The number of "pieces" in a golf ball refers to the number of distinct layers that make up the construction of the ball. These layers can have different materials and properties, and they work together to influence the ball's performance characteristics, including distance, spin, and feel. Here's a general description of the differences between 2-piece, 3-piece, and 4-piece golf balls:
2-Piece Golf Balls: These balls consist of a solid inner core (usually made from a resilient material like synthetic rubber) and an outer cover (usually made of Surlyn, a durable material). These balls are designed for durability and maximum distance, making them a popular choice for beginners and high-handicap golfers. They typically generate less spin, which can result in straighter (but less controlled) shots.
3-Piece Golf Balls: In these balls, a third layer, or mantle, is added between the core and the cover. The mantle can help mediate the interaction between the high-energy core and the soft cover, often resulting in a better feel and more spin than 2-piece balls, which can offer better control, especially around the green. They're often used by mid to low-handicap golfers.
4-Piece Golf Balls: These balls add another layer, each with specific purposes – a soft rubber core for low driver spin and better feel, an inner mantle to transfer energy from the strike to the core, an outer mantle to increase spin on shorter shots, and a soft urethane cover for control and feel.
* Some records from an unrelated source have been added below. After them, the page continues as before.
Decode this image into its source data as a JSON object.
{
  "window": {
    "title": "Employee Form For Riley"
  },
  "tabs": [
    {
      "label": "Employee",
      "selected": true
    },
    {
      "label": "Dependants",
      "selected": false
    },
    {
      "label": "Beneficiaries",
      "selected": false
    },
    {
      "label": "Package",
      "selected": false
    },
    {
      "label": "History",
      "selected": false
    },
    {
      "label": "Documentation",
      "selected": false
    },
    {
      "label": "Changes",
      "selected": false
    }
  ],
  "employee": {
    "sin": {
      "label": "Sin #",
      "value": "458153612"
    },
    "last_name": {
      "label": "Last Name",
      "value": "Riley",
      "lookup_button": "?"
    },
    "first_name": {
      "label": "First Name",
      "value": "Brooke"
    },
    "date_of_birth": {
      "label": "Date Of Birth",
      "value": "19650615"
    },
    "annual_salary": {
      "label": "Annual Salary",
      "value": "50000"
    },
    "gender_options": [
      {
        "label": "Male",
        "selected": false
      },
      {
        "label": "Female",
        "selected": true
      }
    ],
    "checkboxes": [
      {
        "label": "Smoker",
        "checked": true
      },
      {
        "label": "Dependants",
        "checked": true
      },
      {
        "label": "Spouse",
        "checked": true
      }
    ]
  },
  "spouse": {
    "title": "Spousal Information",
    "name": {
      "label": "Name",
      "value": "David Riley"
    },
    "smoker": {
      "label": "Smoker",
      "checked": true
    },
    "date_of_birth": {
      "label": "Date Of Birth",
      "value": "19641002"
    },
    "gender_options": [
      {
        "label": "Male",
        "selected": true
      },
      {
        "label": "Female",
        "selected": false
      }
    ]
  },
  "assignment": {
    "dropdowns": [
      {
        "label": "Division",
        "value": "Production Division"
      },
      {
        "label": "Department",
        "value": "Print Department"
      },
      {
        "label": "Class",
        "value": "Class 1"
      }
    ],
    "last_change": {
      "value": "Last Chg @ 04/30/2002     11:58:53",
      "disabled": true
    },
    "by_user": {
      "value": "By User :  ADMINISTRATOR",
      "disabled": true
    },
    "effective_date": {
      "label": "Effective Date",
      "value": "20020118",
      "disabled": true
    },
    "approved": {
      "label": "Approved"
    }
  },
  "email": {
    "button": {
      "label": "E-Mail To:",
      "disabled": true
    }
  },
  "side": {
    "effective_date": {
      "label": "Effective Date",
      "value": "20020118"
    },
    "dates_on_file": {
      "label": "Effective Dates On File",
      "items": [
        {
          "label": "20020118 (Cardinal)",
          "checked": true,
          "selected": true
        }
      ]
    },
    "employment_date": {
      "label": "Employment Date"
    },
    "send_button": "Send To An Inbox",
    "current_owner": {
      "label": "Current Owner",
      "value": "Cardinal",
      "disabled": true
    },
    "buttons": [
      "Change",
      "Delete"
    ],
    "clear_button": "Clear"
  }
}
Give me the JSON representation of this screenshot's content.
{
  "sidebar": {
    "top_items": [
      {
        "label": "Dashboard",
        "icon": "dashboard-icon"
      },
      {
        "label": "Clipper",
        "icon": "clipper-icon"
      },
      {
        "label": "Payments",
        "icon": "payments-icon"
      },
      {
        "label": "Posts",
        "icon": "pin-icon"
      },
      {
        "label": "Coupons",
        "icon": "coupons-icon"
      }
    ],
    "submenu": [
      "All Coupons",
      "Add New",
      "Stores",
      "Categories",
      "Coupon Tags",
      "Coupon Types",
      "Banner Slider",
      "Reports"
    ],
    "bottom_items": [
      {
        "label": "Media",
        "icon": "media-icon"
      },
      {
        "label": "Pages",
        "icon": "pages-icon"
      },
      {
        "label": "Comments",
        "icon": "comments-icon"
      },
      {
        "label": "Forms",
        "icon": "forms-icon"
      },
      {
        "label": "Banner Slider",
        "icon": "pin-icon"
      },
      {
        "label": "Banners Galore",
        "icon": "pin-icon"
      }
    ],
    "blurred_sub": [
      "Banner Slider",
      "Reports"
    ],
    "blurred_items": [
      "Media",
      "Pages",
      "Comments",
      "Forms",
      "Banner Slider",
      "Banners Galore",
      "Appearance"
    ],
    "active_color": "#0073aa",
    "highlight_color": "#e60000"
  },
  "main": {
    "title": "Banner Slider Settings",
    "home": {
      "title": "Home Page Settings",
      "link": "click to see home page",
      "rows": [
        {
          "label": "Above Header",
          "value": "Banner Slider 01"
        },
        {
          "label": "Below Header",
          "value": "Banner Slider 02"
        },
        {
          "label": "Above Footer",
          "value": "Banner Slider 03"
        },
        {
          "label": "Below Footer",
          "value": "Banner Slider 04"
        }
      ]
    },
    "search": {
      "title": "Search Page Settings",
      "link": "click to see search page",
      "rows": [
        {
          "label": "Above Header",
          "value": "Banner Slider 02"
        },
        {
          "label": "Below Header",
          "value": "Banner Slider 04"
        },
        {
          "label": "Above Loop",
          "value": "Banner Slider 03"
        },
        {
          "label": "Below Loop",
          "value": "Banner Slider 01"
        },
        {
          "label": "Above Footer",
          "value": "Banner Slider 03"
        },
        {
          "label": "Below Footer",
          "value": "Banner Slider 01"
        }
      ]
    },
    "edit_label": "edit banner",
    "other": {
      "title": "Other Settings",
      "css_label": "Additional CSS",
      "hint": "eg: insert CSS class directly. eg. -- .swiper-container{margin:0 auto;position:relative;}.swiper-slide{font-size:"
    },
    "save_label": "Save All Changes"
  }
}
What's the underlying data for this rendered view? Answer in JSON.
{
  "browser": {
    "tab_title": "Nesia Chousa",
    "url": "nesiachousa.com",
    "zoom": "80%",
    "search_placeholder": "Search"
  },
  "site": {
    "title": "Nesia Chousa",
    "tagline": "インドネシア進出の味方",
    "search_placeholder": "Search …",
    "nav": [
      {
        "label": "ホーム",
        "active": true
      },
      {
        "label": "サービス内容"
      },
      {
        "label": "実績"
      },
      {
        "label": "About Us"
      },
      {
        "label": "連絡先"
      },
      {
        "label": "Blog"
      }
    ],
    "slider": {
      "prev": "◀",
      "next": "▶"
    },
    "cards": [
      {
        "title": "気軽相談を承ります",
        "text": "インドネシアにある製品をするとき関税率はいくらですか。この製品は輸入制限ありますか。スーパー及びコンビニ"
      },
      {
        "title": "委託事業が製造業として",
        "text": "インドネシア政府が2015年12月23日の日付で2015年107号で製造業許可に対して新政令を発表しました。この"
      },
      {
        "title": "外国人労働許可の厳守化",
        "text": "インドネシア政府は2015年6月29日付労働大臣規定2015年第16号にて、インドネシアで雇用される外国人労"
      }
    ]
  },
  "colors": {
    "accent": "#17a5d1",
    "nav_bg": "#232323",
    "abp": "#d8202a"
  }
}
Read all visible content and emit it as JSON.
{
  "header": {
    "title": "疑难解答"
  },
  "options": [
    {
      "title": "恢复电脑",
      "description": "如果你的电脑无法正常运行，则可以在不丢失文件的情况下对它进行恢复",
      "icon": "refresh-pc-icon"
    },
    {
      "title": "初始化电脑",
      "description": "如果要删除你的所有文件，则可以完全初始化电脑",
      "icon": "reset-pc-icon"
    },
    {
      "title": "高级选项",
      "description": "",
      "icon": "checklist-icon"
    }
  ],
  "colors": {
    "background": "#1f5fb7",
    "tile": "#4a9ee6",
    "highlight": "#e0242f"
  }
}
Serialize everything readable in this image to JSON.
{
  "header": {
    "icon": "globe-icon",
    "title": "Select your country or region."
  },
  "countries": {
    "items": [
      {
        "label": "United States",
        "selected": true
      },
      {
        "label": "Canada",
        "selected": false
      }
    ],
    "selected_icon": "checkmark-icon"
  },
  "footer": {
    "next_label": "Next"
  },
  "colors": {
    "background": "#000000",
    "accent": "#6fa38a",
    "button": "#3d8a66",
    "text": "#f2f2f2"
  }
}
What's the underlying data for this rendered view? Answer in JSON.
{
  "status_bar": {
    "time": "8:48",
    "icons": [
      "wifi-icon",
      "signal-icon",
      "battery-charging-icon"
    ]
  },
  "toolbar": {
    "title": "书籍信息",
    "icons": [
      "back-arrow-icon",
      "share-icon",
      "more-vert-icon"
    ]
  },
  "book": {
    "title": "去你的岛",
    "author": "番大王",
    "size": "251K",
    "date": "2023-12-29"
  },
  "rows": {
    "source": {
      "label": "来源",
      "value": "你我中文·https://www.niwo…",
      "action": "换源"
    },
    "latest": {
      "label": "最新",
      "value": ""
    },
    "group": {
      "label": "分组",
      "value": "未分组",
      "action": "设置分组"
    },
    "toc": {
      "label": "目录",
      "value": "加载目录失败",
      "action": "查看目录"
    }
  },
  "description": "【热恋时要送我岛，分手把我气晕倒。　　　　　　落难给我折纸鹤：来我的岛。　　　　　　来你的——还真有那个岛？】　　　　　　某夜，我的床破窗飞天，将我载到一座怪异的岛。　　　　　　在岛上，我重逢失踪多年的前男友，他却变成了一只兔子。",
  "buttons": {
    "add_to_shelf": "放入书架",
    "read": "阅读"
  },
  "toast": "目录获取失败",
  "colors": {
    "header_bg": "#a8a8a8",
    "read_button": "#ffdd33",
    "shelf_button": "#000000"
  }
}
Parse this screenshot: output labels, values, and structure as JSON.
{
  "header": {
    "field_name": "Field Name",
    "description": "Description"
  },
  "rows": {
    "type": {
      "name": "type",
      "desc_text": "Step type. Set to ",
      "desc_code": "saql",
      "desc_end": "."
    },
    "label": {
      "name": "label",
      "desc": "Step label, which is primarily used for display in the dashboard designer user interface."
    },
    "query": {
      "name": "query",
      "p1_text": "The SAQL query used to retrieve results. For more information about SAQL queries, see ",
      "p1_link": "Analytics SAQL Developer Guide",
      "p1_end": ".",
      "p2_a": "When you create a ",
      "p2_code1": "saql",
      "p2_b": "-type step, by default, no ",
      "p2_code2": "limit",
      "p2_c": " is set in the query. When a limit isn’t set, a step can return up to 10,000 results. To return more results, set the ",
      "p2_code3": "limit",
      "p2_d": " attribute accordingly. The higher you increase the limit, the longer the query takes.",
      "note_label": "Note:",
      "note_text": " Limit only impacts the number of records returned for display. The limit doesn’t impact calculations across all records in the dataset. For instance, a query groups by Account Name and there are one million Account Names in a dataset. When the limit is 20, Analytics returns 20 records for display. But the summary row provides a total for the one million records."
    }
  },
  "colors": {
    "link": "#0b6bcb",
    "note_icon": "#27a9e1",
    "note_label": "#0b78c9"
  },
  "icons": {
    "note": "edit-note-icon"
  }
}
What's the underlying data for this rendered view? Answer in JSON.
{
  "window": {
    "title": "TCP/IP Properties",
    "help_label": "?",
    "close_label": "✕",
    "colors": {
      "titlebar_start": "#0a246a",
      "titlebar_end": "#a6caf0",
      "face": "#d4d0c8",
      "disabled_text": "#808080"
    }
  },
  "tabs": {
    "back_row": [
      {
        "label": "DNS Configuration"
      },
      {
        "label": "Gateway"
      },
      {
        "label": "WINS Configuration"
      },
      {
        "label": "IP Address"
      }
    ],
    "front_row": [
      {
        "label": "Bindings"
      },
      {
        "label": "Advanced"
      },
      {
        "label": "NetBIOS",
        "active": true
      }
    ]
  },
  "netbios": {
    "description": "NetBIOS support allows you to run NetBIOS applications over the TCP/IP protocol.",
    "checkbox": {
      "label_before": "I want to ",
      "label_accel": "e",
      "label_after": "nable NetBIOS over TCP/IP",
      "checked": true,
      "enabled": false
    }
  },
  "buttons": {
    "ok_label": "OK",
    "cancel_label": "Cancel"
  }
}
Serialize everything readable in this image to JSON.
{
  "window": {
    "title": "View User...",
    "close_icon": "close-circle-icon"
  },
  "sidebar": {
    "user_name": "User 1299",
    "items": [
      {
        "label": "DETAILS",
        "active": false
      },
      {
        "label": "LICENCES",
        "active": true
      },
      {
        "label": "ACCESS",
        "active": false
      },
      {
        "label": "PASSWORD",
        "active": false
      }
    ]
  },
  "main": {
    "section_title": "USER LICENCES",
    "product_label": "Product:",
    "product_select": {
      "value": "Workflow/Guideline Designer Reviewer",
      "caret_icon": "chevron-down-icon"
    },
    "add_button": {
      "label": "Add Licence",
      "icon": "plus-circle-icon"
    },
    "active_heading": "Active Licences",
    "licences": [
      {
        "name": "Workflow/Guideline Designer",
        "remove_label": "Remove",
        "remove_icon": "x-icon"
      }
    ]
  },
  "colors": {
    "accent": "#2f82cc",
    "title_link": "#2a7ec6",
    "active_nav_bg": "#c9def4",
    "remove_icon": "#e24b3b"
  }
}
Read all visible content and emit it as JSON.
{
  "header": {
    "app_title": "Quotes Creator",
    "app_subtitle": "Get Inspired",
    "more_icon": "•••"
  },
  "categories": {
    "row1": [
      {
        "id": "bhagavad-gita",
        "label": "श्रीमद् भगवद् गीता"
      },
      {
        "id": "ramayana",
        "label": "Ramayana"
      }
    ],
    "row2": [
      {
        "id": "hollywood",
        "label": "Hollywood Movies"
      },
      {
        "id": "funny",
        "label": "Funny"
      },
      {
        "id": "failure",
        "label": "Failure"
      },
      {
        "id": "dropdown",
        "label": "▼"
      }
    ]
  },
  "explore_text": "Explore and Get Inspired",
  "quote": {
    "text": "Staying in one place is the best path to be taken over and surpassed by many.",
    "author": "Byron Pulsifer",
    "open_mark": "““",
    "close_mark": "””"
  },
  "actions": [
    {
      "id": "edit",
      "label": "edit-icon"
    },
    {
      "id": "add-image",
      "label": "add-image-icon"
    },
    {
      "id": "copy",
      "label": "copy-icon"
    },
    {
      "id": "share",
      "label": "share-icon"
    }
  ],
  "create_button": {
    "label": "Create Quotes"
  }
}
These balls are typically used by advanced golfers, including professionals, as they provide the highest level of control and feel, allowing skilled players to shape their shots.
It's worth noting that there are also 5-piece golf balls on the market (like the TaylorMade TP5), which add an additional layer to provide even more specific performance characteristics. As with any golf equipment, the best choice depends on your individual game, including your skill level, swing speed, and what you prioritize in a golf ball's performance.